Stored data:
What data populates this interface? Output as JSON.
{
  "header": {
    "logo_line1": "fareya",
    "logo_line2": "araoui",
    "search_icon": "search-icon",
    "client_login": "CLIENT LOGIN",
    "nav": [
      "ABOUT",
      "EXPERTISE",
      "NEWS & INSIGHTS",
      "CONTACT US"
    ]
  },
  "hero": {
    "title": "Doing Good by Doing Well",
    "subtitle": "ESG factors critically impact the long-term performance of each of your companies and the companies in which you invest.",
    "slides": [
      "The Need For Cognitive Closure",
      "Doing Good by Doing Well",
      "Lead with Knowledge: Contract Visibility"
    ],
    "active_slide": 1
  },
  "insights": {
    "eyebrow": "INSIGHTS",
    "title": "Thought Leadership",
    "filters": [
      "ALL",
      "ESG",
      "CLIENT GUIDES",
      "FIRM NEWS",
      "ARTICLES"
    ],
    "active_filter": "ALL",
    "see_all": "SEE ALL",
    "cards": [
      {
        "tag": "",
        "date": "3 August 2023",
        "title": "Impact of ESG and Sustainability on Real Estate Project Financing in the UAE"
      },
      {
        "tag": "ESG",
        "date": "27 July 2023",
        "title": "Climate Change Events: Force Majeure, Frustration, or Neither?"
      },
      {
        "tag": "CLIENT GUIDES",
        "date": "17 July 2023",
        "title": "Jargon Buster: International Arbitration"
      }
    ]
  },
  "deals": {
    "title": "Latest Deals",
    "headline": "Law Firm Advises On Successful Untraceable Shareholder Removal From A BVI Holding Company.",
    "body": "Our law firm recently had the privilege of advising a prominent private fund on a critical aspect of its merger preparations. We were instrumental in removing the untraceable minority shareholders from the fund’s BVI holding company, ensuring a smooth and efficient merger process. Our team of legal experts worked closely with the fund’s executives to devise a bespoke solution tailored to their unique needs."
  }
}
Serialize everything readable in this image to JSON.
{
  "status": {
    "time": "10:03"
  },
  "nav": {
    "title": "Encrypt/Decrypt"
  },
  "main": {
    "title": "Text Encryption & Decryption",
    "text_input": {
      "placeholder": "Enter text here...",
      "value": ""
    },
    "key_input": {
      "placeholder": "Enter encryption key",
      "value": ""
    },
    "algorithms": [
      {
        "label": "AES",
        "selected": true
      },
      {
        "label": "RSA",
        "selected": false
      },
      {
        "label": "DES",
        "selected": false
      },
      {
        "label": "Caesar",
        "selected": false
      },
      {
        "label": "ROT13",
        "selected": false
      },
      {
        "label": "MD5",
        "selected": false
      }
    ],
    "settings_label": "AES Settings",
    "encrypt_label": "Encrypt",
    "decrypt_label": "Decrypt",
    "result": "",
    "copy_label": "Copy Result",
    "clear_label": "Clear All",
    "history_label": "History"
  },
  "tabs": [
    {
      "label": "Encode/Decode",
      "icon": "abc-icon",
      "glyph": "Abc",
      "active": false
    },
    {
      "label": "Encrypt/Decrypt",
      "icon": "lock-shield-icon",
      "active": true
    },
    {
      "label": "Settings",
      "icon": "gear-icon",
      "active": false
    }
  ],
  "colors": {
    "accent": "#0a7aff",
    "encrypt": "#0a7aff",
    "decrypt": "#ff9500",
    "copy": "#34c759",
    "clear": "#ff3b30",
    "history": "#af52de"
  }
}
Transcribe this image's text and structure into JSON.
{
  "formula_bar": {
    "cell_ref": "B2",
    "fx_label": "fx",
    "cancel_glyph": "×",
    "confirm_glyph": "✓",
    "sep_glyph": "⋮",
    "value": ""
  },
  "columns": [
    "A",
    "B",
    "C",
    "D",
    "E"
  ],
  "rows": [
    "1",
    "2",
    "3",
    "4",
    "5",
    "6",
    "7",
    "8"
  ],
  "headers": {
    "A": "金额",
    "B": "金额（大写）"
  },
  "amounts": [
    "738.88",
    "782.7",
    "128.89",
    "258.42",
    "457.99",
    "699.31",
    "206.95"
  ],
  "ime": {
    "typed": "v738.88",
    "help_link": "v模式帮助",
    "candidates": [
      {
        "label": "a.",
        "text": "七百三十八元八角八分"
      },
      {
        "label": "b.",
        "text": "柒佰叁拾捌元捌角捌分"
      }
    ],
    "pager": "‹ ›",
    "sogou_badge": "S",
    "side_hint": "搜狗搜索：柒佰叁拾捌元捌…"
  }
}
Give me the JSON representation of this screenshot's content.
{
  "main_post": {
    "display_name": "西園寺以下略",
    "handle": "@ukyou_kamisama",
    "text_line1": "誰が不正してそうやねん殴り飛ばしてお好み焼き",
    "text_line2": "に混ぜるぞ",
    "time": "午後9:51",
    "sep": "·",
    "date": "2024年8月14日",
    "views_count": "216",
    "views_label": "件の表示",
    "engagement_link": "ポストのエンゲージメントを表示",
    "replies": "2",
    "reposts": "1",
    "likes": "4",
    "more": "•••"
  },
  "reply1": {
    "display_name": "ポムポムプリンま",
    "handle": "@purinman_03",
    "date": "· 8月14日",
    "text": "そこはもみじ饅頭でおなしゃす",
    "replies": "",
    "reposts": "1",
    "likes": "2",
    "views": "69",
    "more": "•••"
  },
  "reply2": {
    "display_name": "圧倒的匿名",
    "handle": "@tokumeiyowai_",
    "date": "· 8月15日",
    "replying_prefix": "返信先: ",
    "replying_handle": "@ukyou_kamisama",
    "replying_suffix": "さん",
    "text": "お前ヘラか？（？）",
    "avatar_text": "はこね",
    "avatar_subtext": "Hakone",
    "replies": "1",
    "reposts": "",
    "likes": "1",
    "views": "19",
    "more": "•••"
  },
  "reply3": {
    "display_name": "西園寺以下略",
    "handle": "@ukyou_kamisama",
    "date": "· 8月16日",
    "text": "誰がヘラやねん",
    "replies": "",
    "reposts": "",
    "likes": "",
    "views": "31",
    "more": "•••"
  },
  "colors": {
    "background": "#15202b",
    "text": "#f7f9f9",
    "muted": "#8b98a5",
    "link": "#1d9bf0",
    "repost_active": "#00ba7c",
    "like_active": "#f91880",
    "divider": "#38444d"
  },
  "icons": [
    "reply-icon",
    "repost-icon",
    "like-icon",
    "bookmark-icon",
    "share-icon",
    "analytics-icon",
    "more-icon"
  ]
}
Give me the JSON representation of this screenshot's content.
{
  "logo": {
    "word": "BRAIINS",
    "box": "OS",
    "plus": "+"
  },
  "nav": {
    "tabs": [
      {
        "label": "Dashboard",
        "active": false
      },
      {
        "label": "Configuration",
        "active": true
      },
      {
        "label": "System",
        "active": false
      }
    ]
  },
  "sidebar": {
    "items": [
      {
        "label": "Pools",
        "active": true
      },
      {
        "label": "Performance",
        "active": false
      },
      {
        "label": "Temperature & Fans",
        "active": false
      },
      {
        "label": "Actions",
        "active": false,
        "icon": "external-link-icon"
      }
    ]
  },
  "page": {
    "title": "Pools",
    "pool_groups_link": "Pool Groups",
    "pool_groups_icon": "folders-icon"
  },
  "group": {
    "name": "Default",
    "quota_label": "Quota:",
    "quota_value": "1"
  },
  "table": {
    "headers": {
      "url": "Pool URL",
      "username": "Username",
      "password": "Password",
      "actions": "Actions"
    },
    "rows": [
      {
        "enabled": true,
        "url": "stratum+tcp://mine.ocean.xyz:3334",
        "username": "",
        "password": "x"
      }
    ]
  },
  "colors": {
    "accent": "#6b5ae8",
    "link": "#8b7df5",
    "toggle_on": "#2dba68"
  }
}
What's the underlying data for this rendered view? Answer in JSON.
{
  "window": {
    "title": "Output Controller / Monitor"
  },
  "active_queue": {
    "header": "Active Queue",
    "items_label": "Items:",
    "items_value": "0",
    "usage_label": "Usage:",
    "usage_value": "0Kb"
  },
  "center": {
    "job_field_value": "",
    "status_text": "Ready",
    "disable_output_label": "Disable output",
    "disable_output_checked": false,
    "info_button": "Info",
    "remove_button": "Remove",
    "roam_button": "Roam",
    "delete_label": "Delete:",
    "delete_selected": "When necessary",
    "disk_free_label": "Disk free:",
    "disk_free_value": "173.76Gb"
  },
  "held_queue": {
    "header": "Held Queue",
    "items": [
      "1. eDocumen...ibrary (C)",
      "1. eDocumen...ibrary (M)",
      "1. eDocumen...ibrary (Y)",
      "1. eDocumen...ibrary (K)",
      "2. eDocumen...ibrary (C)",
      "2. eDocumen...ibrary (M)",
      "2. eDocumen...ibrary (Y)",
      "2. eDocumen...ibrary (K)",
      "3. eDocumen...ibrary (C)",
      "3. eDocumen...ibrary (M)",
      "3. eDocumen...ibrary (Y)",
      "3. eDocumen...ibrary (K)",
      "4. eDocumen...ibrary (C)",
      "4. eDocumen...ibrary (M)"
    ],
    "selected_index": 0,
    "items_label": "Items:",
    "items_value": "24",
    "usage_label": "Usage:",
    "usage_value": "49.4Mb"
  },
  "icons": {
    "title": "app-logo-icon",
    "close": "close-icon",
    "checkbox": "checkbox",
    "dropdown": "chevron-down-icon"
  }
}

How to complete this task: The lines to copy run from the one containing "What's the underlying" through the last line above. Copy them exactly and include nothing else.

Your response:
What's the underlying data for this rendered view? Answer in JSON.
{
  "window": {
    "title": "Output Controller / Monitor"
  },
  "active_queue": {
    "header": "Active Queue",
    "items_label": "Items:",
    "items_value": "0",
    "usage_label": "Usage:",
    "usage_value": "0Kb"
  },
  "center": {
    "job_field_value": "",
    "status_text": "Ready",
    "disable_output_label": "Disable output",
    "disable_output_checked": false,
    "info_button": "Info",
    "remove_button": "Remove",
    "roam_button": "Roam",
    "delete_label": "Delete:",
    "delete_selected": "When necessary",
    "disk_free_label": "Disk free:",
    "disk_free_value": "173.76Gb"
  },
  "held_queue": {
    "header": "Held Queue",
    "items": [
      "1. eDocumen...ibrary (C)",
      "1. eDocumen...ibrary (M)",
      "1. eDocumen...ibrary (Y)",
      "1. eDocumen...ibrary (K)",
      "2. eDocumen...ibrary (C)",
      "2. eDocumen...ibrary (M)",
      "2. eDocumen...ibrary (Y)",
      "2. eDocumen...ibrary (K)",
      "3. eDocumen...ibrary (C)",
      "3. eDocumen...ibrary (M)",
      "3. eDocumen...ibrary (Y)",
      "3. eDocumen...ibrary (K)",
      "4. eDocumen...ibrary (C)",
      "4. eDocumen...ibrary (M)"
    ],
    "selected_index": 0,
    "items_label": "Items:",
    "items_value": "24",
    "usage_label": "Usage:",
    "usage_value": "49.4Mb"
  },
  "icons": {
    "title": "app-logo-icon",
    "close": "close-icon",
    "checkbox": "checkbox",
    "dropdown": "chevron-down-icon"
  }
}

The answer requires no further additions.